Information supplied START

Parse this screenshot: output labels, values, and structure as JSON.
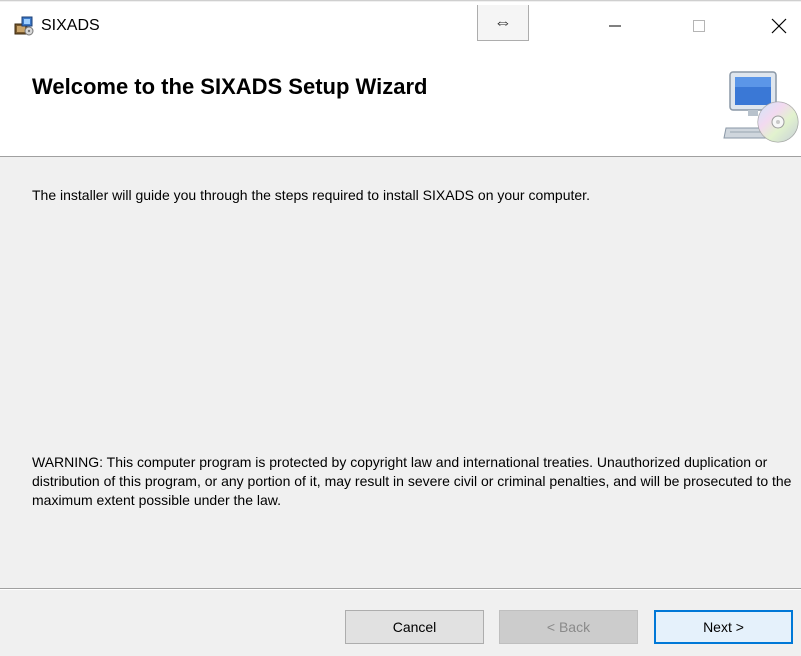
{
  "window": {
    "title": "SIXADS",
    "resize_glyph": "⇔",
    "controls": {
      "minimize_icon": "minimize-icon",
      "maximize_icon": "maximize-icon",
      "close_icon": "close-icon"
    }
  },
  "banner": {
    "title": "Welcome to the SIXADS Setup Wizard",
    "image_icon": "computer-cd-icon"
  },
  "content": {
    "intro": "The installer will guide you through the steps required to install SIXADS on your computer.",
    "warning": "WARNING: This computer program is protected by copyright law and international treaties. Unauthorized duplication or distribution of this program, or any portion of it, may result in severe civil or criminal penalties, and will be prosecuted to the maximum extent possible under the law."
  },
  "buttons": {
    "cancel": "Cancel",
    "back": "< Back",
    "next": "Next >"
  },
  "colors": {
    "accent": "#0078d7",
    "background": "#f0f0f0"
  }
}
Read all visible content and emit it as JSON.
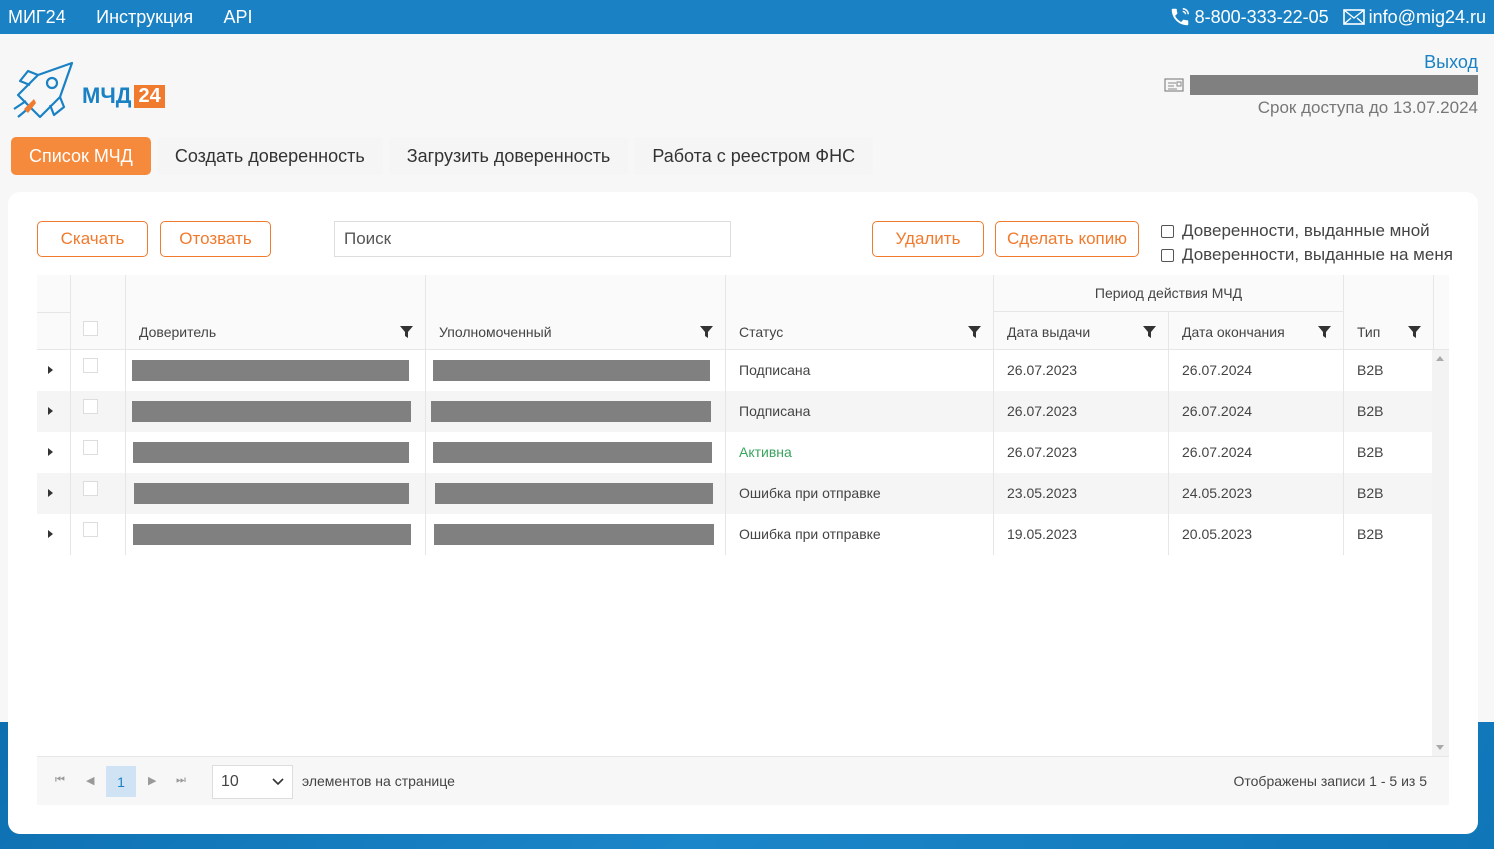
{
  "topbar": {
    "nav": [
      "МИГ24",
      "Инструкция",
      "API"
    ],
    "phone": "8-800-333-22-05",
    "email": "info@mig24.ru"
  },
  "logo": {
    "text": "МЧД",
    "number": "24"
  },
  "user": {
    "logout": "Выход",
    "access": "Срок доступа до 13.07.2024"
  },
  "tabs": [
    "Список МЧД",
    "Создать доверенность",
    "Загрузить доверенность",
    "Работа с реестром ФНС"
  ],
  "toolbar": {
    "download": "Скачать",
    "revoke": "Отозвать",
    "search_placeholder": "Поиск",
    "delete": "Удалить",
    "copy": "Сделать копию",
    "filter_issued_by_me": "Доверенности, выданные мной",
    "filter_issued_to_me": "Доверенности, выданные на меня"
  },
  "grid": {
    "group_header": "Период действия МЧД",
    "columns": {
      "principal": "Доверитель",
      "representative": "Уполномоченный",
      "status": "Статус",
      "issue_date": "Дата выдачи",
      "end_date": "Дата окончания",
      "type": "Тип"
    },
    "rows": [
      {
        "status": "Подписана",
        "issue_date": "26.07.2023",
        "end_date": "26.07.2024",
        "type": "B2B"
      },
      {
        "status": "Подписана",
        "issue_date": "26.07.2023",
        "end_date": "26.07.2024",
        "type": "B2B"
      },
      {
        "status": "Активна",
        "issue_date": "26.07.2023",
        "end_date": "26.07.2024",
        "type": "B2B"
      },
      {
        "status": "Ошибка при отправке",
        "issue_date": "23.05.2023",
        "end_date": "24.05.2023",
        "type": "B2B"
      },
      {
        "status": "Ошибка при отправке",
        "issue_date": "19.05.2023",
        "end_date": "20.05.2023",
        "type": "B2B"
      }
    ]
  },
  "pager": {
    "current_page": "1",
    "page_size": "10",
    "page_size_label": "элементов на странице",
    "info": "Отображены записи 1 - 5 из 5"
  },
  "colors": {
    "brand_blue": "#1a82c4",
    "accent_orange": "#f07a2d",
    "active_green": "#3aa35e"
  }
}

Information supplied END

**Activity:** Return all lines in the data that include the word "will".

**Final answer:**
    "intro": "The installer will guide you through the steps required to install SIXADS on your computer.",
    "warning": "WARNING: This computer program is protected by copyright law and international treaties. Unauthorized duplication or distribution of this program, or any portion of it, may result in severe civil or criminal penalties, and will be prosecuted to the maximum extent possible under the law."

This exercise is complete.